Student loan debt has nearly tripled in a decade as all other types of household debt decline post-recession - and now the interest rates may get tied to the market.
Yesterday, the Senate passed a bill that could tie interest rates on student loans to the market. At the moment, that means lower rates, but it's a change from the fixed interest rates of the past. Republicans are happy with the change - some Democrats are not. Either way and no matter what the interest rate, the debt keeps piling up.
More students are borrowing to finance college degrees. Outstanding student debt hit $914 billion in 2012. That’s up nearly 280 percent since 2003. 14.4 percent of that debt is past due.
Student debt is now second only to mortgages as an overall household liability – eclipsing even credit card debt, which totals $672 billion. Student loans are also the only form of household debt that has increased since the recession. All other types have gone down.
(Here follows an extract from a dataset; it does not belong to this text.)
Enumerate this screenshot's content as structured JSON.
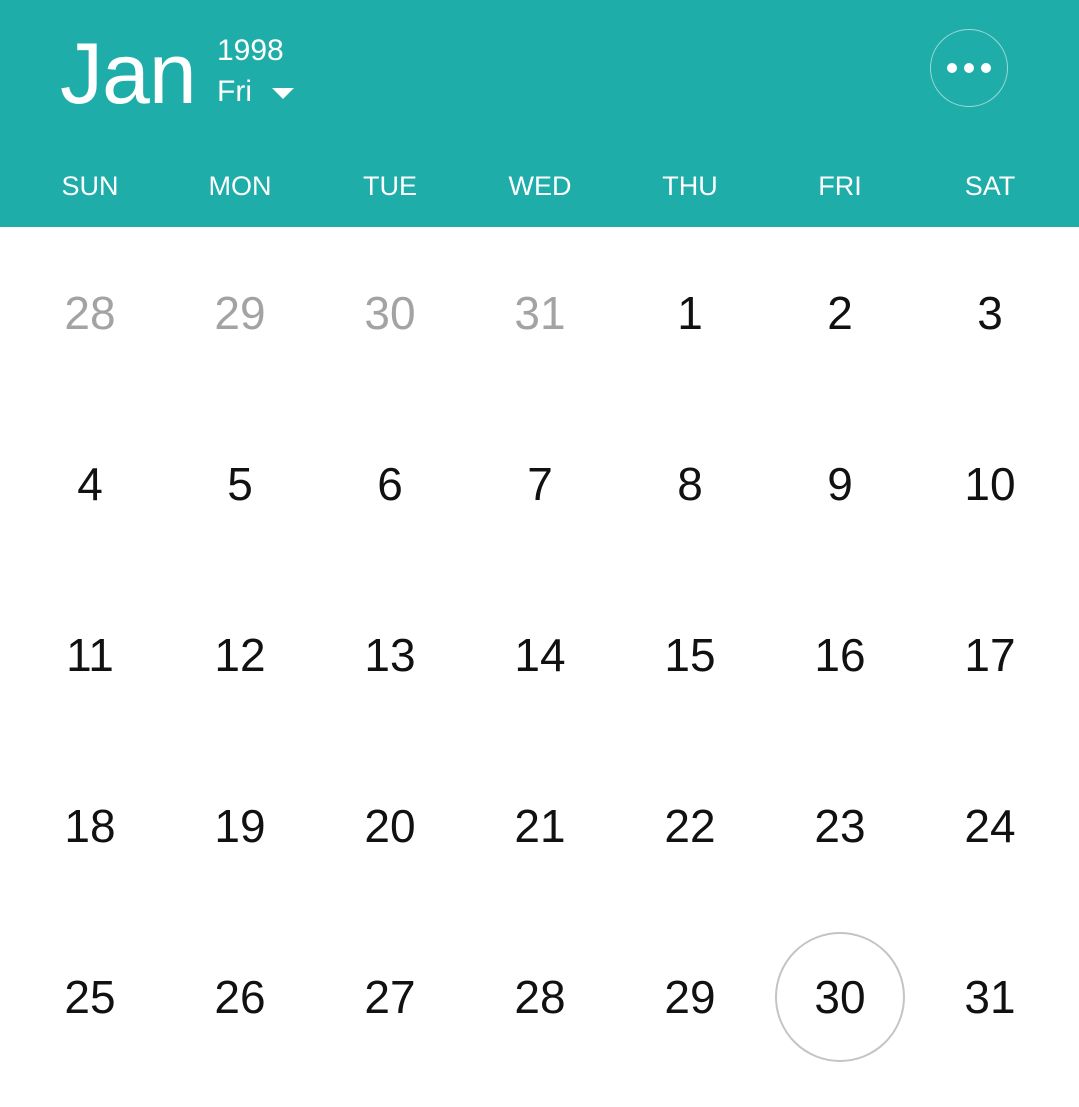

The average 2012 college graduate owes $28,720 in student loans. Repayment is a problem for some as entry-level jobs are scarce. 53 percent of recent graduates are either unemployed or unable to find full-time work.
See and share our video on student loan debt. Check out “What Do Others Say?” for more perspective, then add to the discussion below. Is a college degree still worth this kind of borrowing? Should the interest rates be tied to the market, or fixed?